Slowing things down, understanding yourself and practising mindfulness all contribute to becoming a more patient leader
by Bethan Rees
As the adage goes, patience is a virtue, and it can be an effective value in leadership. David Sluss, associate professor of organisational behaviour at Scheller College of Business, says in a Harvard Business Review article: "Leading effectively – especially during a crisis – takes patience. If you can’t retain your composure in the face of frustration or adversity, you won’t be able to keep others calm. When your direct reports show signs of strain, you need to support them, not get irritated."
Sluss surveyed 578 full-time working professionals in the US across a range of sectors during the Covid-19 lockdown. He asked about their immediate supervisor’s leadership behaviours and patience levels and asked respondents to self-report their levels of creativity, productivity and collaboration. "Their responses revealed that patience had a powerful effect: when leaders demonstrated it (meaning their employees’ ratings put them in the highest quartile) … [their] creativity and collaboration increased by an average of 16% and their productivity by 13%."
In an article published by Medium, management solutions firm Not Just Leadership says that patience is a leadership quality that is often overlooked. "There are most certainly times when you need to move quickly and decidedly, but if you are being a good leader, these moments will be rare," it says.
"Working at a slow and smooth pace reduces mistakes and re-dos"In another article published by Medium, Thomas Oppong writes: "When you are impatient, you feel rushed, stressed and unhappy nearly all the time – especially if the same situation repeats over and over again … your stress hormone levels rise, which in turn triggers the flight or fight response – this can lead to a panic attack or an anxiety attack and generally a whole host of negative consequences on your health."
Here are some tips to develop this important virtue.
Slow is smooth
By taking influence from US Navy SEALs, leaders could redefine the meaning of speed and operate with a level of patience, rather than urgency. Sluss writes that SEALs are known for their saying "slow is smooth, and smooth is fast". He continues: "These rapid-response special forces teams are paradoxically methodical and patient in both planning and executing their time-critical missions. They have learnt over 60 years of operating in crisis situations that working at a slow and smooth pace reduces mistakes and re-dos and in the end speeds up the mission. In short, they have learnt that leaders shouldn’t confuse operational speed (moving quickly) with strategic speed (reducing the time it takes to deliver value)."
What's making you impatient?

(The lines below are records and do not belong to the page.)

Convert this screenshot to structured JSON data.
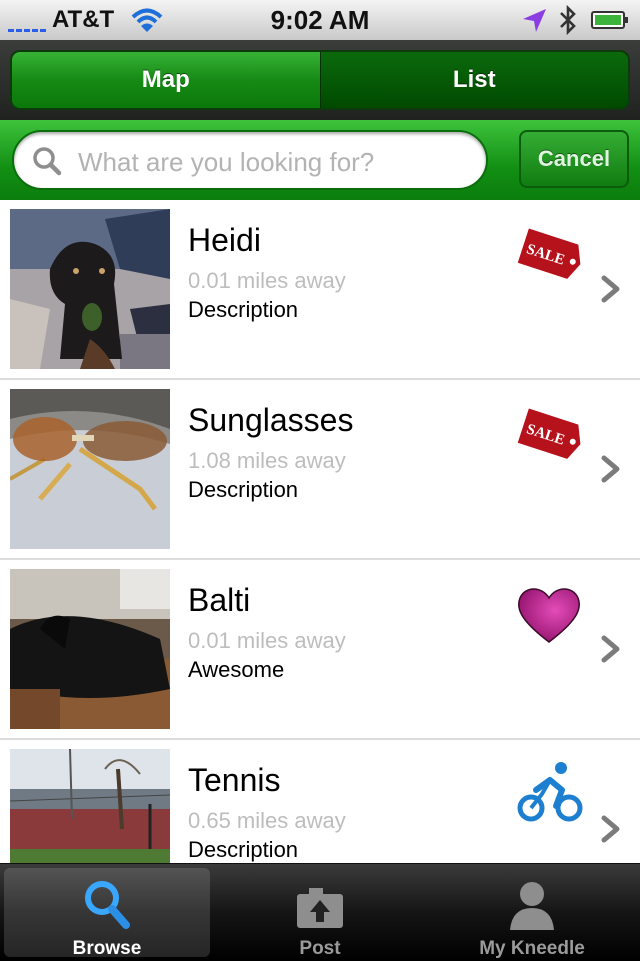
{
  "status_bar": {
    "carrier": "AT&T",
    "time": "9:02 AM"
  },
  "segments": {
    "map_label": "Map",
    "list_label": "List",
    "selected": "Map"
  },
  "search": {
    "placeholder": "What are you looking for?",
    "value": "",
    "cancel_label": "Cancel"
  },
  "items": [
    {
      "title": "Heidi",
      "distance": "0.01 miles away",
      "description": "Description",
      "badge": "sale-tag-icon",
      "badge_text": "SALE"
    },
    {
      "title": "Sunglasses",
      "distance": "1.08 miles away",
      "description": "Description",
      "badge": "sale-tag-icon",
      "badge_text": "SALE"
    },
    {
      "title": "Balti",
      "distance": "0.01 miles away",
      "description": "Awesome",
      "badge": "heart-icon"
    },
    {
      "title": "Tennis",
      "distance": "0.65 miles away",
      "description": "Description",
      "badge": "bicycle-icon"
    }
  ],
  "tabs": [
    {
      "label": "Browse",
      "icon": "search-icon",
      "selected": true
    },
    {
      "label": "Post",
      "icon": "upload-icon",
      "selected": false
    },
    {
      "label": "My Kneedle",
      "icon": "person-icon",
      "selected": false
    }
  ],
  "colors": {
    "accent_green": "#168a15",
    "sale_red": "#b5121b",
    "heart_magenta": "#c01a8e",
    "bike_blue": "#1d7fd0"
  }
}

Identifying what makes you feel impatient is a good place to start in improving patience. Sarah DiGiulio in an article for NBC News says to recognise when you're "starting to feel activated" and to "identify what emotion is at the heart of the response, causing you to get heated". For example, your co-worker has missed a deadline. In this scenario try and reframe the situation. "Put yourself in the other person's shoes," DiGiulio writes. "My co-worker isn’t purposefully trying to miss his deadlines, he has a lot on his plate."
"Taking a walk to clear your head can be helpful in getting refocused on what's important"
Oppong echoes the reframing point. "Instead of dwelling on your irritation, think about something productive you will do with your time later in the day. Letting go of your frustration in this way will instantly make you feel better," he writes. "Think with your purpose in mind. Remember the benefits and importance of controlling your emotions or frustrations."
In an Inc article Rhett Power, head coach at Power Coaching and Consulting, says, "most people have several tasks in their head and they jump from thought to thought without taking the time to finish one task". Therefore, he says, as we try and multitask, it can feel frustrating when we’re not making progress, and this could be a trigger of impatience. Being mindful of our thoughts can slow you down and help focus on one task at a time, therefore removing the triggers that stress you out, he explains.
Breathing, meditation and mindfulness
Something as simple as taking deep breaths can calm the mind and the body when under stress – and stress can trigger feelings of impatience. Power says this is the easiest way to ease any impatient feelings. "If breathing doesn't help, I find taking a walk to clear your head can be helpful in getting refocused on what's important," he adds.
As a Review article explains, mindfulness is a helpful tool for dealing with stress and negative emotions. This sentiment is echoed in a Consulting.com article, which says mindfulness and meditation are "especially effective for impatience".
"Mindfulness is considered to be a mental skill in which proponents pay attention to the present moment, allowing them to feel aware of thoughts and feelings, and be grateful for the small things. Meditation is a chance to simply breathe, feel the body relax, and focus on nothing more than the next breath, which can help 'reset' thinking and move the focus away from negative emotions," the article says. These two in tandem can "offer a powerful antidote to the stress of impatience".
Patience can be learnt. By being a patient leader, this will have a positive impact on your team, whether that's higher productivity, lower stress levels or heightened creativity.